First of al, Gerson is right, I am suspicious that I am on the same team as the GE’s of the world. I am very suspicious of the Exxon-Mobile’s of the world. I know I fought GE in court over such things as toxins they were responsable for putting in human drinking water fewer than twenty years ago. For Exxon-Mobile, I say, get in line everyone, including my non-environmental neighbors. They seem to be everyone’s “wipping boys” these days, not just mine, and for me the anymosity goes way back.

Lets go to yesterday as I waited with what seemed like a couple thousand enviros to get into the Gore speech in the Washington D.C. heat. Anti-Gore elements were outnumbered ten to one. But the anti-Gore elements were photographed by the press, much more by far, than pro-Gore elements and they were given a wide birth by the Enviro.s and allowed to protest in the face of a very pro-Gore crowd. They even put Gore’s carbon footprint number in front of a CCAN group, that was ever present at the event and was respectful of the anti-Gore right to demonstrate. These anti-Gore protestors stood in the only shade and recieved a light banter every now and then from the pro-Gore people. I could only think the press got the wrong story, just as Gerson did.

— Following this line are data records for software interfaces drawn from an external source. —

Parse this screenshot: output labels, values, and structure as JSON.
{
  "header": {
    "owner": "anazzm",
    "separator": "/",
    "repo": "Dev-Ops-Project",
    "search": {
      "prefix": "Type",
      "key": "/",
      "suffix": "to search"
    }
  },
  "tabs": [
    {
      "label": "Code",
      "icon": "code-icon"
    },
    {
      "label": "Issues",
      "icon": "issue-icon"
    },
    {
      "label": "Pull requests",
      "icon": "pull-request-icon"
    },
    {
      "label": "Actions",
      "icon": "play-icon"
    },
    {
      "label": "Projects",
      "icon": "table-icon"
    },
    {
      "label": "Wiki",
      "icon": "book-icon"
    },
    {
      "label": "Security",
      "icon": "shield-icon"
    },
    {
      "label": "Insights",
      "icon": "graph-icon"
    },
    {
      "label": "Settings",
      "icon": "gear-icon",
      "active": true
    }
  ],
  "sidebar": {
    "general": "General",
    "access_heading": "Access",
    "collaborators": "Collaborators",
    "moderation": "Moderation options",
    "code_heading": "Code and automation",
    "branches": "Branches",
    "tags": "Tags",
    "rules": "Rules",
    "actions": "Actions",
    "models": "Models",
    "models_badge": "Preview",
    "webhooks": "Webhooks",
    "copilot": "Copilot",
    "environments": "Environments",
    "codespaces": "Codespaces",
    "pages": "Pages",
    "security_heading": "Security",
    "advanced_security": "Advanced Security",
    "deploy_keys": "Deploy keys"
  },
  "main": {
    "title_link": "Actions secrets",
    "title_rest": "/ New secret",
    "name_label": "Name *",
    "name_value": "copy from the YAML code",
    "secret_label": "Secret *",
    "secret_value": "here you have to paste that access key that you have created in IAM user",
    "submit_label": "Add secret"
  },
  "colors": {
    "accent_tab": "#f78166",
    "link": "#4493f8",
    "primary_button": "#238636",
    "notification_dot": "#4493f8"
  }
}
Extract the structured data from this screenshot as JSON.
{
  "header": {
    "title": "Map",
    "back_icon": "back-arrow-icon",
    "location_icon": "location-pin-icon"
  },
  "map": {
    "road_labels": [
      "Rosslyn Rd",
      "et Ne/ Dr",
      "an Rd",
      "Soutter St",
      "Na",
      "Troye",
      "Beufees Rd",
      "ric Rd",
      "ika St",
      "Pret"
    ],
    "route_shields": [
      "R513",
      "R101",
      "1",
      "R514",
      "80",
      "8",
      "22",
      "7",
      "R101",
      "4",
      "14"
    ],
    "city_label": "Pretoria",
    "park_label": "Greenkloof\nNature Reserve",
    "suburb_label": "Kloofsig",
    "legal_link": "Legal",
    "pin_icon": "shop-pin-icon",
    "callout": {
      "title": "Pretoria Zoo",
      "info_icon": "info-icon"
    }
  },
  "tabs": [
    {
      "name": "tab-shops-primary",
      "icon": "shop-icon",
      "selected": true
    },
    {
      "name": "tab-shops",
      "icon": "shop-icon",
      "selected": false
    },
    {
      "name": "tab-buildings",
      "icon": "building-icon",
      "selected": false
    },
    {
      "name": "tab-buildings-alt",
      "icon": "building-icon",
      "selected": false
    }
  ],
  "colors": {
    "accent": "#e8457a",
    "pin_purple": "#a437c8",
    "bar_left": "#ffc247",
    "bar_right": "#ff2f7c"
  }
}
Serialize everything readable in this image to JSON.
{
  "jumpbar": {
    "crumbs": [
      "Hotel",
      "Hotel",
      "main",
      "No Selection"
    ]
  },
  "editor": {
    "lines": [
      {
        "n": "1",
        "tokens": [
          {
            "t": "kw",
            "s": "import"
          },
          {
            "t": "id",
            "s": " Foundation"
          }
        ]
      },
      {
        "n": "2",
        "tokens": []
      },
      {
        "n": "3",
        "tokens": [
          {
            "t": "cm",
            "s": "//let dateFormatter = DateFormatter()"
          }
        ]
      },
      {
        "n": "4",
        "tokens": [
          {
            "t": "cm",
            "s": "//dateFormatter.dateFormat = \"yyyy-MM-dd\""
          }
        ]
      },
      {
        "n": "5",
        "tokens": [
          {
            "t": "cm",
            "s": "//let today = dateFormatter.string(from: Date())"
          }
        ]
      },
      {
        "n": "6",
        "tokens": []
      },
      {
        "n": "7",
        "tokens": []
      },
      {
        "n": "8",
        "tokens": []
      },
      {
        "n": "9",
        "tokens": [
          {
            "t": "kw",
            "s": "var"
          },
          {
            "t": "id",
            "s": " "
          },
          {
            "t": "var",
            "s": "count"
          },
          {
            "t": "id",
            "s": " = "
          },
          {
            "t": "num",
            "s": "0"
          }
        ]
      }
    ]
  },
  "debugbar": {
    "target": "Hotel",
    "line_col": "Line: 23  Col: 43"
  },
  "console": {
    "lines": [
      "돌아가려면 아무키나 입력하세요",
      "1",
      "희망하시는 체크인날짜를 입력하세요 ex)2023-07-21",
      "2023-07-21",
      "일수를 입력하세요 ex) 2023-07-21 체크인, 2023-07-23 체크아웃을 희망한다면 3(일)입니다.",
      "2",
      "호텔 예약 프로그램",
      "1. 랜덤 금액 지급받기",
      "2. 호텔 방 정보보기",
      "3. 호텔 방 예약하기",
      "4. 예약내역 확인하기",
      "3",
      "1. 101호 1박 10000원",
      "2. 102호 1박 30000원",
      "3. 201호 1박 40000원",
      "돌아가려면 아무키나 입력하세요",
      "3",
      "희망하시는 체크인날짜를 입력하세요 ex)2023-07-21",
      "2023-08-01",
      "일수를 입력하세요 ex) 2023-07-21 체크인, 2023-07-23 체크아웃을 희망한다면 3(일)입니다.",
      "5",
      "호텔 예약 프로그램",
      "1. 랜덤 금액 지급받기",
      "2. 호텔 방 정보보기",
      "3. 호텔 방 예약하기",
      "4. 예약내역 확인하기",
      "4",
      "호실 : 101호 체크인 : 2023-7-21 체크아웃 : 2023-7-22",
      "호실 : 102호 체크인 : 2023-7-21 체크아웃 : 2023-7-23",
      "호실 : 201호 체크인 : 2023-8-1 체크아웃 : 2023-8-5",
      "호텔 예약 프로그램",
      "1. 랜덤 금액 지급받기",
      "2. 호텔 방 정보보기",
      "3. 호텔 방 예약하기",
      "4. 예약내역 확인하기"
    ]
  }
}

I remember thinking how horrific the folks in Bangeladesh and the folks in Myanmar got nailed by cyclones, in fact I thought of the politics of both places and thought about how our, Katrina was an equal devistation and that many good people would suffer because they had no clue what nature had in store, or could not get out of the way of the hurricane for whatever reason. In the case of Katrina everyone stood by in shock. In the case of Pacific Cyclones it was severe poverty and in the case of Myanmar mix that in with “strong men” and an old fashioned dictatororship looking out for number 1, and not the folks of Myanmar.

I saw nothing partisan about reactions from many groups that went down to help Katrina victoms or people who wanted to help the Pacific Cyclone victoms.

Back to Gore…The folks in front of me were school teachers, from the fifth grade, and they did not look anything like my stereotype of an enviro. The folks behind me were Move-On .org old hippies and they were having a raucus political disscussion with the couple behind them. The couple behind the Move-On folks were talking, also, about the size of Constitution Hall and not to worry about getting in without G tickets (or in my case cut off the G tickets, the very thing you got in on). We were all of 5 feet from the anti-Gore folks and read the anti-Gore posters, just shook our heads and said nothing to anti-Gore folks who were half our age. We all, I am, liked polar bears, even though Iam sure we all had differing perceptions of polar bears and we had differing experiences with “ice bears”. What struck me was that half of the well behaved crowd at the Gore event were wearing ties and the thought of saving bears never came to them, nor me, for that matter. A lot of folks had federal ID’s and I thought what an interesting place and a way to spend lunch. When I got home I was told I could redo the Gore Speech on You-Tube, and I did.

Back up a little. On my way home I rode a subway bus full of Zoogoers and read my book quietly.

Twenty years ago I would do the same thing, feel very bad, as now, for the bears and the people, I would be very much like the persons who live around me very non-partisan and very non-angry except when an unjustice is wreaked, percieved, or actually so. I would gladly sit by a GE employee and discuss things like dye or PCB’s in the water or Exxon oil spills over several hundred miles of coast for that matter; as persons from both parties in Alaska happily recieved their oil subsidy checks and cashed them. I am an Enviro., do you really think I care more about bears than people. Is there room to care about bears and people. I do. As far as Gerson’s stereotype go’s I would be hardpressed to care equally, but as far as reality is concerned, there is nothing partisan about caring what happens.